“In the days of Rabbi Tanhuma, all of Israel fasted [in times of drought],” Rabbi Lau said, referring to an account given in the Talmud, or Oral Torah. “Rabbi Tanhuma admonished them, saying, ‘My children, be charitable unto each other, and God will be merciful unto you.’”
Rabbi Tanhuma’s story ends in triumph, with God sending rain after one individual, moved by the rabbi’s words, gives charity to his ex-wife.
The office of Rabbi Lau stated that this call for prayer was universal, including Christians as well as Jews.
“This is a call for Jews around the world to pray for Israel and, of course, includes non-Jews,” Pini Tenenboim, Rabbi Lau’s spokesman, told Breaking Israel News. “Anyone who cares for Israel should join together and pray for rain.”
Rabbi Dov Stein, secretary of the nascent Sanhedrin, emphasized that prayer for rain in Israel is a universal proclamation that was implicit in the construction of the Temple of Solomon.
“It is praiseworthy for non-Jews to pray to Hashem (God), and even more so when they are praying for the sake of Israel,” Rabbi Stein explained to Breaking Israel News. He noted that in the section of Kings in which King Solomon is consecrating the Temple, he declares it to be a place of prayer in times of drought.
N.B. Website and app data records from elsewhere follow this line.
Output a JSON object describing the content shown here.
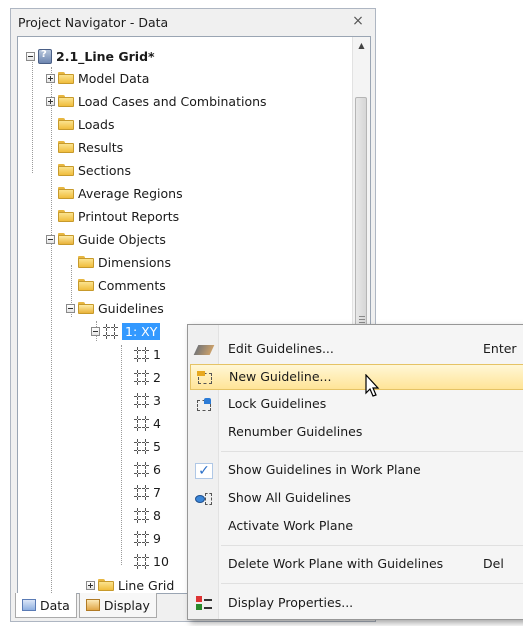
{
  "panel": {
    "title": "Project Navigator - Data",
    "close_label": "×"
  },
  "tree": {
    "root": "2.1_Line Grid*",
    "items": [
      "Model Data",
      "Load Cases and Combinations",
      "Loads",
      "Results",
      "Sections",
      "Average Regions",
      "Printout Reports",
      "Guide Objects",
      "Dimensions",
      "Comments",
      "Guidelines",
      "1: XY",
      "1",
      "2",
      "3",
      "4",
      "5",
      "6",
      "7",
      "8",
      "9",
      "10",
      "Line Grid"
    ]
  },
  "tabs": [
    "Data",
    "Display"
  ],
  "context_menu": {
    "items": [
      {
        "label": "Edit Guidelines...",
        "shortcut": "Enter",
        "icon": "edit-icon"
      },
      {
        "label": "New Guideline...",
        "shortcut": "",
        "icon": "new-guideline-icon"
      },
      {
        "label": "Lock Guidelines",
        "shortcut": "",
        "icon": "lock-icon"
      },
      {
        "label": "Renumber Guidelines",
        "shortcut": "",
        "icon": ""
      },
      {
        "label": "Show Guidelines in Work Plane",
        "shortcut": "",
        "icon": "checkmark-icon"
      },
      {
        "label": "Show All Guidelines",
        "shortcut": "",
        "icon": "eye-icon"
      },
      {
        "label": "Activate Work Plane",
        "shortcut": "",
        "icon": ""
      },
      {
        "label": "Delete Work Plane with Guidelines",
        "shortcut": "Del",
        "icon": ""
      },
      {
        "label": "Display Properties...",
        "shortcut": "",
        "icon": "properties-icon"
      }
    ],
    "check_mark": "✓",
    "highlighted_index": 1
  },
  "colors": {
    "selection": "#3399ff",
    "menu_highlight": "#ffe497",
    "folder": "#f0bd3d"
  }
}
Should the heavens be shut up and there be no rain, because they have sinned against You, and then they pray toward this place and acknowledge Your name and repent of their sins, when You answer them. I Kings 8:35
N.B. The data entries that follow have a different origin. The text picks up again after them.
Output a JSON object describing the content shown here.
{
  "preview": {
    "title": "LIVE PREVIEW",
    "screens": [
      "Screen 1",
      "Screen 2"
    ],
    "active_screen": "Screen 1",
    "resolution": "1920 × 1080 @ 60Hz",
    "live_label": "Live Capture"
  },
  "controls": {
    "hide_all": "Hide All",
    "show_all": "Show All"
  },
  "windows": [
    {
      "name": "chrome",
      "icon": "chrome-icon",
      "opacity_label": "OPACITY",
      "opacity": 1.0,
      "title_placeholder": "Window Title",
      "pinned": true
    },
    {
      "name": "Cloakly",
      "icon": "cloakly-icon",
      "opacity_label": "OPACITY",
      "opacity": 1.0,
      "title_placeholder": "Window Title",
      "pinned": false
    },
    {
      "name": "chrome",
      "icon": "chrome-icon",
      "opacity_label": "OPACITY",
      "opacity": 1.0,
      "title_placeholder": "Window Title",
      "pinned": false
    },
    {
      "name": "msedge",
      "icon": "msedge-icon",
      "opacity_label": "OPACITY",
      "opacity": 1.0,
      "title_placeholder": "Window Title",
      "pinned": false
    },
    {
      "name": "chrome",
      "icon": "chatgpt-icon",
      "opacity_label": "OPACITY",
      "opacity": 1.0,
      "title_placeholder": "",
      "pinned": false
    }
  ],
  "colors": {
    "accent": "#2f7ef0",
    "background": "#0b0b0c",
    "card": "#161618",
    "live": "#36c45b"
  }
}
“Directly after King Solomon describes prayers and repentance as the way for Israel to cope with drought, he asks Hashem to hear the prayers of the non-Jews,” Rabbi Stein pointed out.
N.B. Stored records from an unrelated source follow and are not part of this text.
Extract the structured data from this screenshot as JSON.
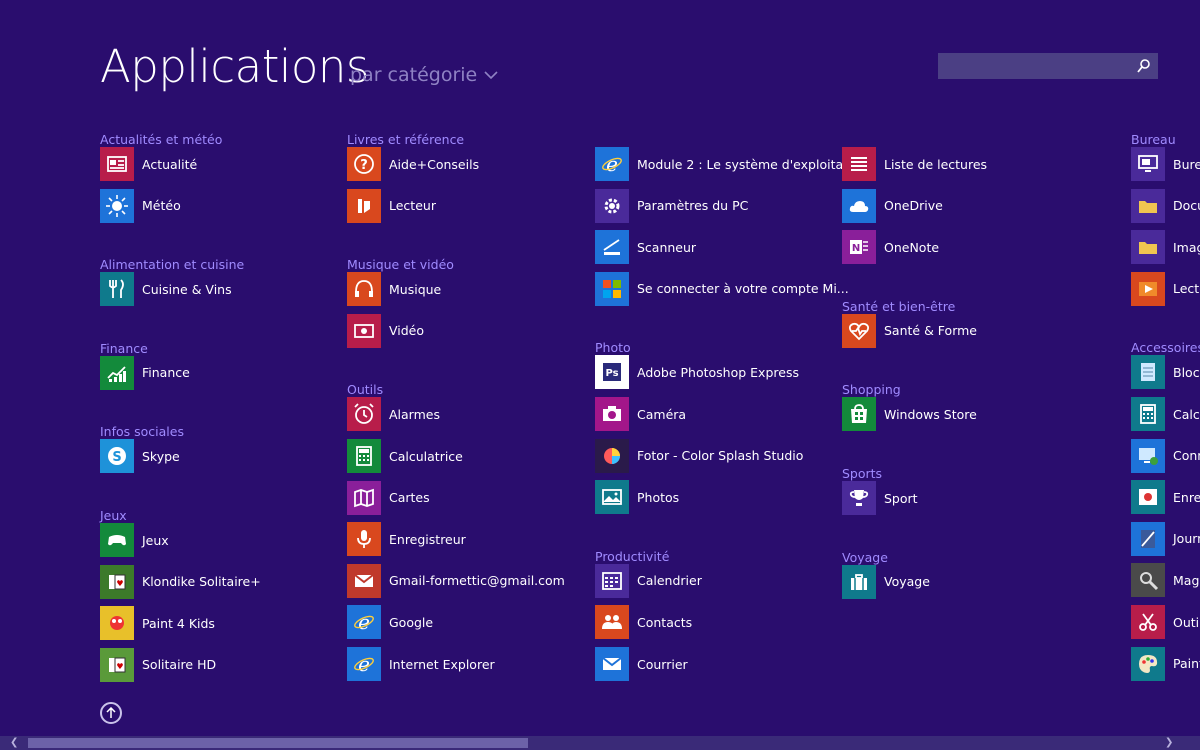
{
  "header": {
    "title": "Applications",
    "sort_label": "par catégorie",
    "search_placeholder": ""
  },
  "colors": {
    "background": "#2a0d6e",
    "section_head": "#a08bff",
    "search_bg": "#4b3f84"
  },
  "columns": [
    {
      "sections": [
        {
          "head": "Actualités et météo",
          "apps": [
            {
              "label": "Actualité",
              "icon": "news-icon",
              "color": "#b81d4a"
            },
            {
              "label": "Météo",
              "icon": "sun-icon",
              "color": "#1e73d9"
            }
          ]
        },
        {
          "head": "Alimentation et cuisine",
          "apps": [
            {
              "label": "Cuisine & Vins",
              "icon": "fork-knife-icon",
              "color": "#0f7a8c"
            }
          ]
        },
        {
          "head": "Finance",
          "apps": [
            {
              "label": "Finance",
              "icon": "chart-icon",
              "color": "#138a3b"
            }
          ]
        },
        {
          "head": "Infos sociales",
          "apps": [
            {
              "label": "Skype",
              "icon": "skype-icon",
              "color": "#1e92d9"
            }
          ]
        },
        {
          "head": "Jeux",
          "apps": [
            {
              "label": "Jeux",
              "icon": "gamepad-icon",
              "color": "#138a3b"
            },
            {
              "label": "Klondike Solitaire+",
              "icon": "cards-icon",
              "color": "#3c7a2a"
            },
            {
              "label": "Paint 4 Kids",
              "icon": "paint-icon",
              "color": "#e8c02a"
            },
            {
              "label": "Solitaire HD",
              "icon": "cards-icon",
              "color": "#5a9a3a"
            }
          ]
        }
      ]
    },
    {
      "sections": [
        {
          "head": "Livres et référence",
          "apps": [
            {
              "label": "Aide+Conseils",
              "icon": "question-icon",
              "color": "#d9481e"
            },
            {
              "label": "Lecteur",
              "icon": "reader-icon",
              "color": "#d9481e"
            }
          ]
        },
        {
          "head": "Musique et vidéo",
          "apps": [
            {
              "label": "Musique",
              "icon": "headphones-icon",
              "color": "#d9481e"
            },
            {
              "label": "Vidéo",
              "icon": "video-icon",
              "color": "#b81d4a"
            }
          ]
        },
        {
          "head": "Outils",
          "apps": [
            {
              "label": "Alarmes",
              "icon": "alarm-icon",
              "color": "#b81d4a"
            },
            {
              "label": "Calculatrice",
              "icon": "calculator-icon",
              "color": "#138a3b"
            },
            {
              "label": "Cartes",
              "icon": "map-icon",
              "color": "#8a1f9a"
            },
            {
              "label": "Enregistreur",
              "icon": "mic-icon",
              "color": "#d9481e"
            },
            {
              "label": "Gmail-formettic@gmail.com",
              "icon": "mail-icon",
              "color": "#c0392b"
            },
            {
              "label": "Google",
              "icon": "ie-icon",
              "color": "#1e73d9"
            },
            {
              "label": "Internet Explorer",
              "icon": "ie-icon",
              "color": "#1e73d9"
            }
          ]
        }
      ]
    },
    {
      "sections": [
        {
          "head": "",
          "apps": [
            {
              "label": "Module 2 : Le système d'exploita...",
              "icon": "ie-icon",
              "color": "#1e73d9"
            },
            {
              "label": "Paramètres du PC",
              "icon": "gear-icon",
              "color": "#4a2a9a"
            },
            {
              "label": "Scanneur",
              "icon": "scanner-icon",
              "color": "#1e73d9"
            },
            {
              "label": "Se connecter à votre compte Mi...",
              "icon": "windows-icon",
              "color": "#1e73d9"
            }
          ]
        },
        {
          "head": "Photo",
          "apps": [
            {
              "label": "Adobe Photoshop Express",
              "icon": "ps-icon",
              "color": "#ffffff"
            },
            {
              "label": "Caméra",
              "icon": "camera-icon",
              "color": "#a3168a"
            },
            {
              "label": "Fotor - Color Splash Studio",
              "icon": "fotor-icon",
              "color": "#2a1a4a"
            },
            {
              "label": "Photos",
              "icon": "photo-icon",
              "color": "#0f7a8c"
            }
          ]
        },
        {
          "head": "Productivité",
          "apps": [
            {
              "label": "Calendrier",
              "icon": "calendar-icon",
              "color": "#4a2a9a"
            },
            {
              "label": "Contacts",
              "icon": "people-icon",
              "color": "#d9481e"
            },
            {
              "label": "Courrier",
              "icon": "envelope-icon",
              "color": "#1e73d9"
            }
          ]
        }
      ]
    },
    {
      "sections": [
        {
          "head": "",
          "apps": [
            {
              "label": "Liste de lectures",
              "icon": "list-icon",
              "color": "#b81d4a"
            },
            {
              "label": "OneDrive",
              "icon": "cloud-icon",
              "color": "#1e73d9"
            },
            {
              "label": "OneNote",
              "icon": "onenote-icon",
              "color": "#8a1f9a"
            }
          ]
        },
        {
          "head": "Santé et bien-être",
          "apps": [
            {
              "label": "Santé & Forme",
              "icon": "heart-icon",
              "color": "#d9481e"
            }
          ]
        },
        {
          "head": "Shopping",
          "apps": [
            {
              "label": "Windows Store",
              "icon": "store-icon",
              "color": "#138a3b"
            }
          ]
        },
        {
          "head": "Sports",
          "apps": [
            {
              "label": "Sport",
              "icon": "trophy-icon",
              "color": "#4a2a9a"
            }
          ]
        },
        {
          "head": "Voyage",
          "apps": [
            {
              "label": "Voyage",
              "icon": "suitcase-icon",
              "color": "#0f7a8c"
            }
          ]
        }
      ]
    },
    {
      "sections": [
        {
          "head": "Bureau",
          "apps": [
            {
              "label": "Burea",
              "icon": "desktop-icon",
              "color": "#4a2a9a"
            },
            {
              "label": "Docu",
              "icon": "folder-icon",
              "color": "#4a2a9a"
            },
            {
              "label": "Imag",
              "icon": "folder-icon",
              "color": "#4a2a9a"
            },
            {
              "label": "Lecte",
              "icon": "media-player-icon",
              "color": "#d9481e"
            }
          ]
        },
        {
          "head": "Accessoires W",
          "apps": [
            {
              "label": "Bloc-",
              "icon": "notepad-icon",
              "color": "#0f7a8c"
            },
            {
              "label": "Calcu",
              "icon": "calculator-icon",
              "color": "#0f7a8c"
            },
            {
              "label": "Conn",
              "icon": "remote-desktop-icon",
              "color": "#1e73d9"
            },
            {
              "label": "Enreg",
              "icon": "sound-recorder-icon",
              "color": "#0f7a8c"
            },
            {
              "label": "Journ",
              "icon": "journal-icon",
              "color": "#1e73d9"
            },
            {
              "label": "Magn",
              "icon": "magnifier-icon",
              "color": "#4a4a4a"
            },
            {
              "label": "Outil",
              "icon": "snipping-icon",
              "color": "#b81d4a"
            },
            {
              "label": "Paint",
              "icon": "palette-icon",
              "color": "#0f7a8c"
            }
          ]
        }
      ]
    }
  ]
}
Oh, hear in Your heavenly abode and grant all that the foreigner asks You for. Thus all the peoples of the earth will know Your name and revere You, as does Your people Yisrael; and they will recognize that Your name is attached to this House that I have built. I Kings 8:43
“Every person needs to pray to Hashem from is heart, in the simplest possible language,” Rabbi Stein implored. “For this we were created, for this we were given the ability to speak.”
Indeed, some Christians are already praying for rain. Bridges for Peace, a Christian organization that supports Israel, publishes a weekly list of current events that require special focus for prayer. In its most recent prayer list, released on Friday, it included a special note asking members to pray for rain for Israel.
The Chief Rabbinate has made requests for prayers for rain before with great success. In 2015, the Chief Rabbinate called on the public to pray for rain and less than one week later, the prayers were answered.
Three years earlier, a two-month drought led the Chief Rabbinate to call for a two-day fast in addition to the public prayers. Not long after, almost eight inches of rain fell in one rainstorm and the year ended with rainfall nearing the annual average.
In his recent statement, Rabbi Lau requested that people recite Psalm 130, which is traditionally said in times of drought.
A song of ascents. Out of the depths I call You, Hashem. O Hashem, listen to my cry; let Your ears be attentive to my plea for mercy. If You keep account of sins, Hashem, Lord, who will survive? Yours is the power to forgive so that You may be held in awe. I look to Hashem; I look to Him; I await His word. I am more eager for Hashem than watchmen for the morning, watchmen for the morning. O Yisrael, wait for Hashem; for with Hashem is steadfast love and great power to redeem. It is He who will redeem Yisrael from all their iniquities.